In North Carolina, Santa Claus rappels down the biggest chimney in the state every year: Chimney Rock!
Every year in Asheville, Santa climbs down the 315-foot Chimney Rock, and then joins in other Christmas festivities at the park — there’s hot chocolate, cookies, as well as a kind of petting zoo.
The entire town of Garrison, North Dakota, transforms into the Victorian-era Dickens Village Festival for the holiday season.
Garrison is known as the Christmas Capitol of North Dakota, and for good reason, as the entire town transforms into a Victorian-era village for the holiday season. There’s a fruit cake toss, English high tea, top hat decorating, live performances of Dickens’ works, horse-drawn carriages, and a whole lot more old-school festivities.
2021’s dates were November 26 and 27, December 3 and 4, and December 10 and 11.
Residents of Ohio (and people all around the world) flock to Cleveland to remember “A Christmas Story.”
Take a tour or even stay overnight at the house with the leg lamp in the window from “A Christmas Story.”
Oregon takes caroling to a whole new level with the Singing Christmas Tree.
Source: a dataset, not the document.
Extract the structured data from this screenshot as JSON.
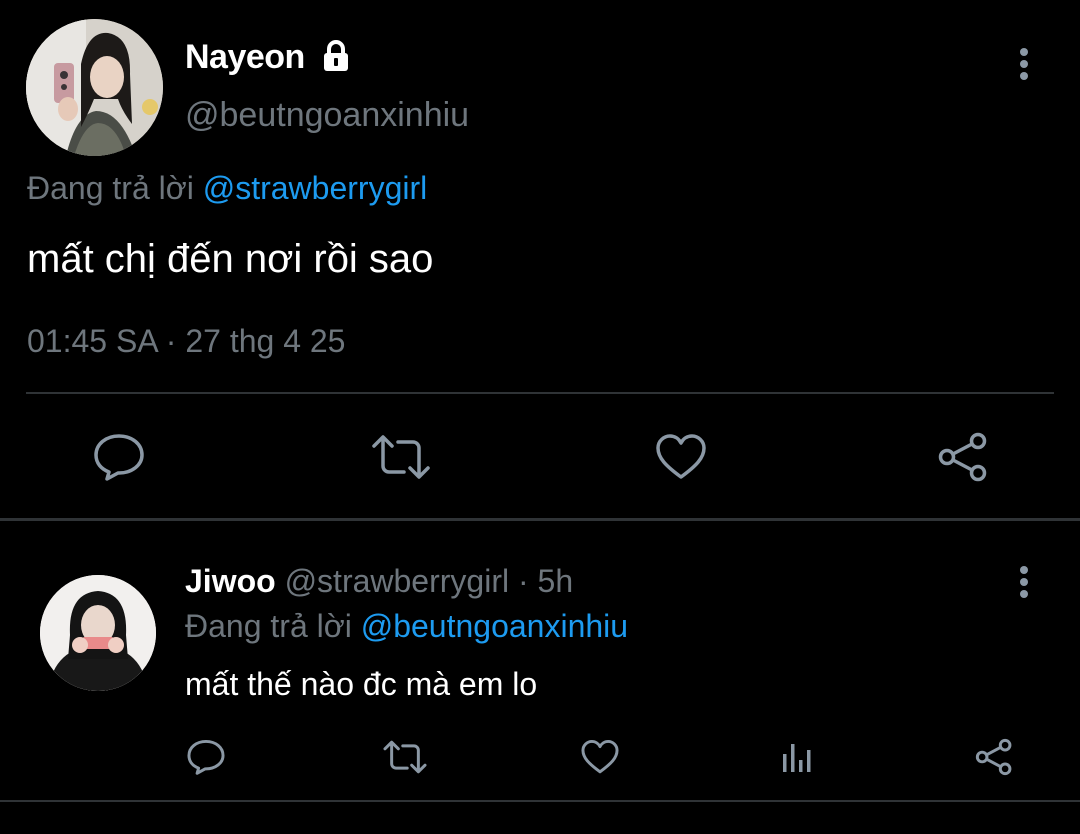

Portland’s Singing Christmas Tree completed its 59th season this year, and prides itself on never being canceled. This year, the “tree” sang on December 4 and 5.
The tree consists of over 350 singers, and the event, which is around two hours long, includes dancing, a nativity scene, and a light show.
A band in Tennessee gives away a Christmas ham to a member of the audience every year.
The Nashville Bluegrass Band performs at the Station Inn in Nashville’s hippest neighborhood, the Gulch, every December. And every year, the band gives away a Christmas ham to someone in the audience, after they perform the song “Ham Beats All The Meat.” If not just for the ham, go for the music and the banter.
Taking a stroll down San Antonio’s River Walk during the holiday season is a Texan tradition.
One of San Antonio’s most beloved attractions is the River Walk, a park that lines the San Antonio River. During the holiday season, the walk is decorated with over 100,000 lights (or 2,250 strings of light), that are turned on from dusk til dawn.
As you walk, you may even catch a caroling boat sailing down the river.
The Mormon Tabernacle Choir is constantly on tour, but during the holidays they take a break and perform in their home state of Utah.
The Mormon Tabernacle Choir was founded in 1847, making it one of the oldest traditions on this list. The Choir has released over 10 albums, including one this year called “When You Believe: A Night at the Movies.” But the best place to see them perform is in their home state of Utah, which they do around Christmas every year.